#### Work task:
Retype all of the data. Every line must match exactly.

#### Input:

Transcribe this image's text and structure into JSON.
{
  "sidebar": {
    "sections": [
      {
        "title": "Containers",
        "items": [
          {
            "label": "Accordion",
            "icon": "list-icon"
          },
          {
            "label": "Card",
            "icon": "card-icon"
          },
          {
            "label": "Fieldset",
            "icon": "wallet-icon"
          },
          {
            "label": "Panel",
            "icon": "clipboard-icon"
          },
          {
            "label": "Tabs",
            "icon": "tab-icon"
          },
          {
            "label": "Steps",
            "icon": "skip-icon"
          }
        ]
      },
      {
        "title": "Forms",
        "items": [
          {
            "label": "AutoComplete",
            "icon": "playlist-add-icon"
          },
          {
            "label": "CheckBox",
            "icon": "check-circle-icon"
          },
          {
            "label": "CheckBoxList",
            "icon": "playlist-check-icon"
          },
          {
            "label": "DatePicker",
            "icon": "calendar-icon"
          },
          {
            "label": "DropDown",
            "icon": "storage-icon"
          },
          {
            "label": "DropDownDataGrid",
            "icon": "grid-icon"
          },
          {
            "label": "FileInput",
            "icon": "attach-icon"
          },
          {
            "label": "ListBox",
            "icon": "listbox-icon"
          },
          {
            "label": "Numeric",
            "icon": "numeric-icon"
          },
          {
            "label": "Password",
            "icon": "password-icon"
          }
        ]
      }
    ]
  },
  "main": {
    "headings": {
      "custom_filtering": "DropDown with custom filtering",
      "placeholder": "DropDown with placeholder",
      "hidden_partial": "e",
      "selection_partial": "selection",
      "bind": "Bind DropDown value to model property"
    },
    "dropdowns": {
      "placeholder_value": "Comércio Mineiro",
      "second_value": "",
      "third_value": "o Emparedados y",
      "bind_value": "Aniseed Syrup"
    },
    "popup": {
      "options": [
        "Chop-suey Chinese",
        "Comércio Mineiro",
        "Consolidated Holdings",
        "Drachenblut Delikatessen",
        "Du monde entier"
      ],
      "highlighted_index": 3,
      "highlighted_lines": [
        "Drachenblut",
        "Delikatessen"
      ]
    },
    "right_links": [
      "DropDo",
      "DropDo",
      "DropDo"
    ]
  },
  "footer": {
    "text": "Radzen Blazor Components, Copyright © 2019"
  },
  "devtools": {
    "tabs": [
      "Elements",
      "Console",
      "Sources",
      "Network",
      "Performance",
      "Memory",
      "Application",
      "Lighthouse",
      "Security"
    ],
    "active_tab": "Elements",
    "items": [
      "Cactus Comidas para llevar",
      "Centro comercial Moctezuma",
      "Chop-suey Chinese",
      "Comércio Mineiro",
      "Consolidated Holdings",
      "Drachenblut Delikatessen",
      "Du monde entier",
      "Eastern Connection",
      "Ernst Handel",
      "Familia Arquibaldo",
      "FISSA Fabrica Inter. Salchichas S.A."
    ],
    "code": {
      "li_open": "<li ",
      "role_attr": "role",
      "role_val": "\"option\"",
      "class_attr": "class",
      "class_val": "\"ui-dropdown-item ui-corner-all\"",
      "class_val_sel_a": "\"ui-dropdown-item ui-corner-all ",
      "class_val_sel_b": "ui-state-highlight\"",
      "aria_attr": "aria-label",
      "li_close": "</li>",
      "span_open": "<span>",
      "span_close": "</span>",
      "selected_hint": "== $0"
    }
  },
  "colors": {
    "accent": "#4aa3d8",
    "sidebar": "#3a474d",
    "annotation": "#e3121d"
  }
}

#### Solved exercise:
Transcribe this image's text and structure into JSON.
{
  "sidebar": {
    "sections": [
      {
        "title": "Containers",
        "items": [
          {
            "label": "Accordion",
            "icon": "list-icon"
          },
          {
            "label": "Card",
            "icon": "card-icon"
          },
          {
            "label": "Fieldset",
            "icon": "wallet-icon"
          },
          {
            "label": "Panel",
            "icon": "clipboard-icon"
          },
          {
            "label": "Tabs",
            "icon": "tab-icon"
          },
          {
            "label": "Steps",
            "icon": "skip-icon"
          }
        ]
      },
      {
        "title": "Forms",
        "items": [
          {
            "label": "AutoComplete",
            "icon": "playlist-add-icon"
          },
          {
            "label": "CheckBox",
            "icon": "check-circle-icon"
          },
          {
            "label": "CheckBoxList",
            "icon": "playlist-check-icon"
          },
          {
            "label": "DatePicker",
            "icon": "calendar-icon"
          },
          {
            "label": "DropDown",
            "icon": "storage-icon"
          },
          {
            "label": "DropDownDataGrid",
            "icon": "grid-icon"
          },
          {
            "label": "FileInput",
            "icon": "attach-icon"
          },
          {
            "label": "ListBox",
            "icon": "listbox-icon"
          },
          {
            "label": "Numeric",
            "icon": "numeric-icon"
          },
          {
            "label": "Password",
            "icon": "password-icon"
          }
        ]
      }
    ]
  },
  "main": {
    "headings": {
      "custom_filtering": "DropDown with custom filtering",
      "placeholder": "DropDown with placeholder",
      "hidden_partial": "e",
      "selection_partial": "selection",
      "bind": "Bind DropDown value to model property"
    },
    "dropdowns": {
      "placeholder_value": "Comércio Mineiro",
      "second_value": "",
      "third_value": "o Emparedados y",
      "bind_value": "Aniseed Syrup"
    },
    "popup": {
      "options": [
        "Chop-suey Chinese",
        "Comércio Mineiro",
        "Consolidated Holdings",
        "Drachenblut Delikatessen",
        "Du monde entier"
      ],
      "highlighted_index": 3,
      "highlighted_lines": [
        "Drachenblut",
        "Delikatessen"
      ]
    },
    "right_links": [
      "DropDo",
      "DropDo",
      "DropDo"
    ]
  },
  "footer": {
    "text": "Radzen Blazor Components, Copyright © 2019"
  },
  "devtools": {
    "tabs": [
      "Elements",
      "Console",
      "Sources",
      "Network",
      "Performance",
      "Memory",
      "Application",
      "Lighthouse",
      "Security"
    ],
    "active_tab": "Elements",
    "items": [
      "Cactus Comidas para llevar",
      "Centro comercial Moctezuma",
      "Chop-suey Chinese",
      "Comércio Mineiro",
      "Consolidated Holdings",
      "Drachenblut Delikatessen",
      "Du monde entier",
      "Eastern Connection",
      "Ernst Handel",
      "Familia Arquibaldo",
      "FISSA Fabrica Inter. Salchichas S.A."
    ],
    "code": {
      "li_open": "<li ",
      "role_attr": "role",
      "role_val": "\"option\"",
      "class_attr": "class",
      "class_val": "\"ui-dropdown-item ui-corner-all\"",
      "class_val_sel_a": "\"ui-dropdown-item ui-corner-all ",
      "class_val_sel_b": "ui-state-highlight\"",
      "aria_attr": "aria-label",
      "li_close": "</li>",
      "span_open": "<span>",
      "span_close": "</span>",
      "selected_hint": "== $0"
    }
  },
  "colors": {
    "accent": "#4aa3d8",
    "sidebar": "#3a474d",
    "annotation": "#e3121d"
  }
}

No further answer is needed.